(Entries from a dataset of interfaces)
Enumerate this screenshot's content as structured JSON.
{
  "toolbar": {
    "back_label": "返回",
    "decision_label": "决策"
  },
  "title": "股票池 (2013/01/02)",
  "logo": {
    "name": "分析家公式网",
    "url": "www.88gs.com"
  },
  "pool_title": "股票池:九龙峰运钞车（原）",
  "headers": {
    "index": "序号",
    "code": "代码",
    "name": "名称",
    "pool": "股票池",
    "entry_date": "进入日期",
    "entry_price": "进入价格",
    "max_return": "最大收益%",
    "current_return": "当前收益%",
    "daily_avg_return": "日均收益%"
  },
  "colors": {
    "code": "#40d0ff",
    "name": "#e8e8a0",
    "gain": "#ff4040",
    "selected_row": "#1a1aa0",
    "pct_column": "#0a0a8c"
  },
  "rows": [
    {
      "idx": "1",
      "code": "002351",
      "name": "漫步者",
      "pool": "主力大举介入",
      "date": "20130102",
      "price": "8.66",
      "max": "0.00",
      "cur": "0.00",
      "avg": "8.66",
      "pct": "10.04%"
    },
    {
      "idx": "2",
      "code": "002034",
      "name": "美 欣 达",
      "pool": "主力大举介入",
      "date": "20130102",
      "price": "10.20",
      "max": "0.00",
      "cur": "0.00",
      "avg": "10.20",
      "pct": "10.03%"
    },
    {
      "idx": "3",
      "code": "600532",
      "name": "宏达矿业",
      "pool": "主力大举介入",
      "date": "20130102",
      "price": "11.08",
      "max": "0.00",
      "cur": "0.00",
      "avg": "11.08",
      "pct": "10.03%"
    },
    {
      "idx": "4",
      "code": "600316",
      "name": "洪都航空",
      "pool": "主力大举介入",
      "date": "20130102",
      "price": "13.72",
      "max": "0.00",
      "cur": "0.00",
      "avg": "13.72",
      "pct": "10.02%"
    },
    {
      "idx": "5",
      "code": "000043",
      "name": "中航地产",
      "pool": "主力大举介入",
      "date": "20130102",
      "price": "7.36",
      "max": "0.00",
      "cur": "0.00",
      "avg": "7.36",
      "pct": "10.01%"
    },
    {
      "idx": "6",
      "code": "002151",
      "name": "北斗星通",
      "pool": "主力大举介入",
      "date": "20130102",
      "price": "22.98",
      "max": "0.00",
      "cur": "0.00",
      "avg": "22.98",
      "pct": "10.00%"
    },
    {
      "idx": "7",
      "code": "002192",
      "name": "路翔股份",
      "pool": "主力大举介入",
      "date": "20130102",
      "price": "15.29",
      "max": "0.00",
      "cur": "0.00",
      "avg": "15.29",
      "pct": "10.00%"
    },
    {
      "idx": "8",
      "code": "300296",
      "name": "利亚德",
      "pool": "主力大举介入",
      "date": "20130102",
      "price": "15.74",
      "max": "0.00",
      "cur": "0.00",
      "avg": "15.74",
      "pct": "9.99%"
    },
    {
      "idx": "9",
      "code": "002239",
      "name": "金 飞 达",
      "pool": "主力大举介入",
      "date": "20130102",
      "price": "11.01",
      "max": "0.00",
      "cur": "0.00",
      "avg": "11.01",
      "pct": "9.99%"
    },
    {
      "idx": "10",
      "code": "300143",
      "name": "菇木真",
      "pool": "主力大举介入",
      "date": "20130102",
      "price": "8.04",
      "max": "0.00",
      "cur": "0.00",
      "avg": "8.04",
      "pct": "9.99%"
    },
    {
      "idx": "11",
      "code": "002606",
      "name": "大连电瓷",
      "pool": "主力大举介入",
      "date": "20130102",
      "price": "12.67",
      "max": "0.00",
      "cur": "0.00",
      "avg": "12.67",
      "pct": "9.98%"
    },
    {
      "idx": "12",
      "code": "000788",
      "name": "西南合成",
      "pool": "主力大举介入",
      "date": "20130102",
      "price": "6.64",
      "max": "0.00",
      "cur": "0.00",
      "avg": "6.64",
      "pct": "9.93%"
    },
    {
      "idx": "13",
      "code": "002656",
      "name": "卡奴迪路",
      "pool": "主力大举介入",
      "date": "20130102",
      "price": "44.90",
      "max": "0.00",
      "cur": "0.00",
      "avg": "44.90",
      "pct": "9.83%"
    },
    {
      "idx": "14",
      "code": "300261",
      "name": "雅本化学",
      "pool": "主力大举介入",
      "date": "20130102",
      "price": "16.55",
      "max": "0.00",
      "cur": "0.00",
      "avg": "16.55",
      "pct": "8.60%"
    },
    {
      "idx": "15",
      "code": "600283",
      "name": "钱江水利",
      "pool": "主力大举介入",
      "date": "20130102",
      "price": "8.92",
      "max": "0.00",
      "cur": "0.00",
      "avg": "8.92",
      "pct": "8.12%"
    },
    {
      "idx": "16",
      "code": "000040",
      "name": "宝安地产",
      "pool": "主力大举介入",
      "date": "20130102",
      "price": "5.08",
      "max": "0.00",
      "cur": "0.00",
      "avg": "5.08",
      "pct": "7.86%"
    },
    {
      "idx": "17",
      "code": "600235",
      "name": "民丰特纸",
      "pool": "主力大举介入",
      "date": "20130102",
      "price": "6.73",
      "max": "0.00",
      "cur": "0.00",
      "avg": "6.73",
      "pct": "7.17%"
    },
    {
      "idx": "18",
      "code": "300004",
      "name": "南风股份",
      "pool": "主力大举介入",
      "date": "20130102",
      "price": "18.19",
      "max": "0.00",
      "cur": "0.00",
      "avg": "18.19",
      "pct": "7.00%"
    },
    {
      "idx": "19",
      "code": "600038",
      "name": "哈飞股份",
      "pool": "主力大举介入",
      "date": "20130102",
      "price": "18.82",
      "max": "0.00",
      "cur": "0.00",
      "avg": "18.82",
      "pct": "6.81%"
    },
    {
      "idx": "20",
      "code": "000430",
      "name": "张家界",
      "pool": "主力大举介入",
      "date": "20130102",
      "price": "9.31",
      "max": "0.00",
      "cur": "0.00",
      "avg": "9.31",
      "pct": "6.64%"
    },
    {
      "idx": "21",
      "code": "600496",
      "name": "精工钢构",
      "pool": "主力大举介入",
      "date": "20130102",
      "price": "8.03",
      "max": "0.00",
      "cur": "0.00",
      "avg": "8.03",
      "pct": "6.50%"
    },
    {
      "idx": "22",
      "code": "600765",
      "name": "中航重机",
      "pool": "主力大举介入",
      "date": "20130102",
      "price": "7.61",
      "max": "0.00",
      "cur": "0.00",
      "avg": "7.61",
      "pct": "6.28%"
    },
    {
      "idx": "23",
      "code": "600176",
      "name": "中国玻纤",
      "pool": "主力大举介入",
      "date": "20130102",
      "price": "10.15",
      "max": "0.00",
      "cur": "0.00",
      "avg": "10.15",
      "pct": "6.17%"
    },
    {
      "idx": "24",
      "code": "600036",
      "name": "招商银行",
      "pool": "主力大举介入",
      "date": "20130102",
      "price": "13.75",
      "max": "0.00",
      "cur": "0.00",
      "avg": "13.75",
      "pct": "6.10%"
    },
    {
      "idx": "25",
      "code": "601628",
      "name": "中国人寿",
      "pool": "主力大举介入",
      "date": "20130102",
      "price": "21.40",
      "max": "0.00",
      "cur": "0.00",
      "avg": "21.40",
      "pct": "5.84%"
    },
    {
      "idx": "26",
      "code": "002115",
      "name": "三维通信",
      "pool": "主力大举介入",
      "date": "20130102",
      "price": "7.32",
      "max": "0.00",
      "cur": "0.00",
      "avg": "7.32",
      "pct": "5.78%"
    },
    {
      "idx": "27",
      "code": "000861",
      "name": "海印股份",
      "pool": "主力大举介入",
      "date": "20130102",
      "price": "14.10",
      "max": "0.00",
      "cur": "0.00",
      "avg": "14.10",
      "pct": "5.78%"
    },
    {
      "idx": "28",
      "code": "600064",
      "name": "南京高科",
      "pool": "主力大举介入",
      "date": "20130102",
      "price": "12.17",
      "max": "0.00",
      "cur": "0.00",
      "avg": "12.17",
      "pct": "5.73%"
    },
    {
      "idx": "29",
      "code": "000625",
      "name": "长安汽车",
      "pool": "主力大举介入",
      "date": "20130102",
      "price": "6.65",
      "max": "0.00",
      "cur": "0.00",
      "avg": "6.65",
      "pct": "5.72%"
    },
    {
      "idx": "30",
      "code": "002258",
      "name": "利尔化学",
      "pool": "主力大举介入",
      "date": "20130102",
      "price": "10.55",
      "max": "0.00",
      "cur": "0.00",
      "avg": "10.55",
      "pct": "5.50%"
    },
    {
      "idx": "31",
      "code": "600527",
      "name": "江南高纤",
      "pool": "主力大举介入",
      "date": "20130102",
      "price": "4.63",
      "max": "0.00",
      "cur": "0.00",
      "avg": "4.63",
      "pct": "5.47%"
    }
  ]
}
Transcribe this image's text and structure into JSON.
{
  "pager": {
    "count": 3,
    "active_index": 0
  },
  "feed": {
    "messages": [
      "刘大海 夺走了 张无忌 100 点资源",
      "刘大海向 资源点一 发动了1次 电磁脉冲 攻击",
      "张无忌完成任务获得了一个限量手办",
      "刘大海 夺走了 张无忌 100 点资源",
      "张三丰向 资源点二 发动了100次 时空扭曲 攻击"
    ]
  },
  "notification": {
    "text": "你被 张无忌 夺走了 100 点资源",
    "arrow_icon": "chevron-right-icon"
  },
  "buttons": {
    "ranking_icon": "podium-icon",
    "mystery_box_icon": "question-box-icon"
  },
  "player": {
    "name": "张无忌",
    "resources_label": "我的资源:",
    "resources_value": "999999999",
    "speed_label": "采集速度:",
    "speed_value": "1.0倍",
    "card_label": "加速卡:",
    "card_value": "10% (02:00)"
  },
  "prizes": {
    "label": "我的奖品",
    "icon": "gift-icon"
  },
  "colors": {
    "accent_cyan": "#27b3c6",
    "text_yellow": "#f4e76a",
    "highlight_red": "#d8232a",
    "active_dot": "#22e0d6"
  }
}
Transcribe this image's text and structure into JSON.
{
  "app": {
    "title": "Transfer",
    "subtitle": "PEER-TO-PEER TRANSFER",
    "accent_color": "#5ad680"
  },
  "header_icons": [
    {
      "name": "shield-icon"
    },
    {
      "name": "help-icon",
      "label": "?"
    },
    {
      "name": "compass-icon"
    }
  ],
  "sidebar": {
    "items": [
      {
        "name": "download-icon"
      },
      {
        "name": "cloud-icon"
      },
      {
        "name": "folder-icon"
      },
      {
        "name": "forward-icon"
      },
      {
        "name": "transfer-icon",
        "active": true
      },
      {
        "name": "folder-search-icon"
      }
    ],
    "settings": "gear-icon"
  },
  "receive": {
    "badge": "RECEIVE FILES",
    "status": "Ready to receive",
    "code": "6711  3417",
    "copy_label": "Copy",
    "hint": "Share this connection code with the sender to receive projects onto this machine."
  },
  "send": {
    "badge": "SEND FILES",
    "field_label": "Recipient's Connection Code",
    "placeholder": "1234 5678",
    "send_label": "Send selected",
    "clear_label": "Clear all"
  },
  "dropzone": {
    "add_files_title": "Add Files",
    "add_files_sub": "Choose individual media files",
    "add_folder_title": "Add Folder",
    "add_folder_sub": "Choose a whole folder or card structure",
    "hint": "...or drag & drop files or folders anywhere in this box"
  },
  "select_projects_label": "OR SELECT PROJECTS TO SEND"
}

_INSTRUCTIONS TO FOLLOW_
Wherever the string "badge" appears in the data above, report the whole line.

_YOUR SOLUTION_
    "badge": "RECEIVE FILES",
    "badge": "SEND FILES",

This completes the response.